Br. at 3 n. 1. In its reply brief, NALC does not challenge this characterization which in any event is correct. See 20 C.F.R. § 10.0 (proceedings under the FECA are non-adversarial in nature). Of course, the characterization is consistent with FECA's primary purpose which, as we indicated in Lorenzetti v. United States, 710 F.2d 982, 984 (3d Cir.1983), rev'd on other grounds, 467 U.S. 167, 104 S.Ct. 2284, 81 L.Ed.2d 134 (1984), is to create a compromise similar to that in workers' compensation laws, i.e., the employee has the right to receive immediate fixed benefits regardless of fault and without litigation but in turn loses the right to sue her employer, the government, for damages on account of work-related injuries. See also Miller v. United States Postal Serv., 26 M.S.P.R. 210, 212 (1985). We are convinced that it would be strange if a determination in a non-adversarial proceeding had a preclusive effect in an adversarial proceeding as “the general rule [is] that issue preclusion attaches only ‘[w]hen an issue of fact or law is actually litigated and determined by a valid and final judgment․’ ” Arizona v. California, 530 U.S. 392, 414, 120 S.Ct. 2304, 2319, 147 L.Ed.2d 374 (2000). While we do not suggest that Congress could not make a ruling under section 8128(b) preclusive in the circumstances here, we hold that it did not do so.

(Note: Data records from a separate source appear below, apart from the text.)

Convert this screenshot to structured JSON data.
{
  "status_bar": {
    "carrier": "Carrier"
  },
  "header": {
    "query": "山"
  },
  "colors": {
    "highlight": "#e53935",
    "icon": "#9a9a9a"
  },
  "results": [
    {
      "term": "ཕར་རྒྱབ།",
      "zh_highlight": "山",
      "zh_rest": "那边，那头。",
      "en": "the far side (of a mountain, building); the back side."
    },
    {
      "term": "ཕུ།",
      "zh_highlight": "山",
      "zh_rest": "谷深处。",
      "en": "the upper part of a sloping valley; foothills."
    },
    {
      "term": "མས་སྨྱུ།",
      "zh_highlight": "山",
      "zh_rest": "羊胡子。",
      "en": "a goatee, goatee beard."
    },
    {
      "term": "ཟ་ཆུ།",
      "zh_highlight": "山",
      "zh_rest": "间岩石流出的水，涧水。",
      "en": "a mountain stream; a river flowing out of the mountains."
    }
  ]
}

We also point out that NALC is taking a position that it later might regret if it prevails. Here it contends that under section 8128(b) “decisions by OWCP are final and conclusive for all purposes and with respect to all questions of law and fact” and that the arbitrator thus was obligated to respect OWCP's previous finding that Colatat injured herself while at work. It thus follows from NALC's position that in some circumstances if the OWCP rejected a claim, and the Postal Service then terminated the employee, the arbitrator would be required without regard for other information available to him to uphold the termination. Indeed, in some cases under NALC's position an arbitration proceeding regarding an employee's termination following an OWCP determination would be a mere formality with a preordained outcome. We cannot believe that Congress could have intended such a result. Instead of adopting NALC's position, we sensibly construe section 8128(b) and reach the result we do. See Government of Virgin Islands v. Berry, 604 F.2d 221, 225 (3d Cir.1979).

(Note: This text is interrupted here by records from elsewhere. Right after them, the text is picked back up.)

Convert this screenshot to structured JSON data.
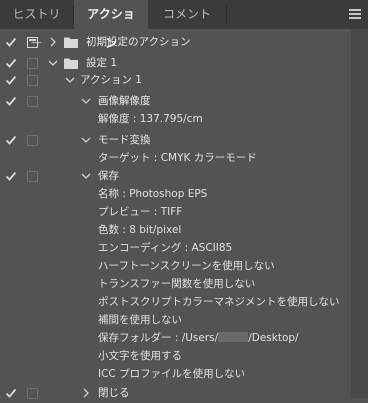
{
  "tabs": [
    {
      "label": "ヒストリー"
    },
    {
      "label": "アクション"
    },
    {
      "label": "コメント"
    }
  ],
  "action_panel": {
    "set_default": {
      "label": "初期設定のアクション"
    },
    "set1": {
      "label": "設定 1"
    },
    "action1": {
      "label": "アクション 1"
    },
    "step_resolution": {
      "label": "画像解像度",
      "params": [
        "解像度 : 137.795/cm"
      ]
    },
    "step_mode": {
      "label": "モード変換",
      "params": [
        "ターゲット : CMYK カラーモード"
      ]
    },
    "step_save": {
      "label": "保存",
      "params": [
        "名称 : Photoshop EPS",
        "プレビュー : TIFF",
        "色数 : 8 bit/pixel",
        "エンコーディング : ASCII85",
        "ハーフトーンスクリーンを使用しない",
        "トランスファー関数を使用しない",
        "ポストスクリプトカラーマネジメントを使用しない",
        "補間を使用しない",
        "保存フォルダー : /Users/",
        "/Desktop/",
        "小文字を使用する",
        "ICC プロファイルを使用しない"
      ]
    },
    "step_close": {
      "label": "閉じる"
    }
  },
  "colors": {
    "panel_bg": "#535353",
    "tab_bar": "#3b3b3b",
    "text": "#e6e6e6"
  },
  "icons": [
    "check-icon",
    "folder-icon",
    "chevron-right-icon",
    "chevron-down-icon",
    "dialog-toggle-icon",
    "panel-menu-icon"
  ]
}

We recognize that in the OWCP's latest decision with respect to Colatat's claim it determined that she did not demonstrate that her injury was work related and that it possibly could change its position again. Because we base our result on the ground that section 8128(b) did not oblige the arbitrator to follow the OWCP result, a change in outcome subsequent to this opinion in the FECA proceedings would not affect our disposition of this appeal.3
For the foregoing reasons, the order of the district court entered December 29, 2000, will be affirmed.
1. The district court had jurisdiction to review the arbitrator's award under 39 U.S.C. S 1208 and 28 U.S.C. S 1331, and we have jurisdiction pursuant to 28 U.S.C. S 1291.
2. Significantly our result also is consistent with that the MSPB has reached. See Miller v. United States Postal Serv., 26 M.S.P.R. 210 (1985).
3. In view of our result we have no need to consider the possible application of the doctrine of functus officio in this case. That doctrine, although subject to exceptions, provides that once an arbitrator executes his award he does not have the power or authority to proceed further. See Teamsters Local 312 v. Matlack, Inc., 118 F.3d 985, 991 (3d Cir.1997).
GREENBERG, Circuit Judge.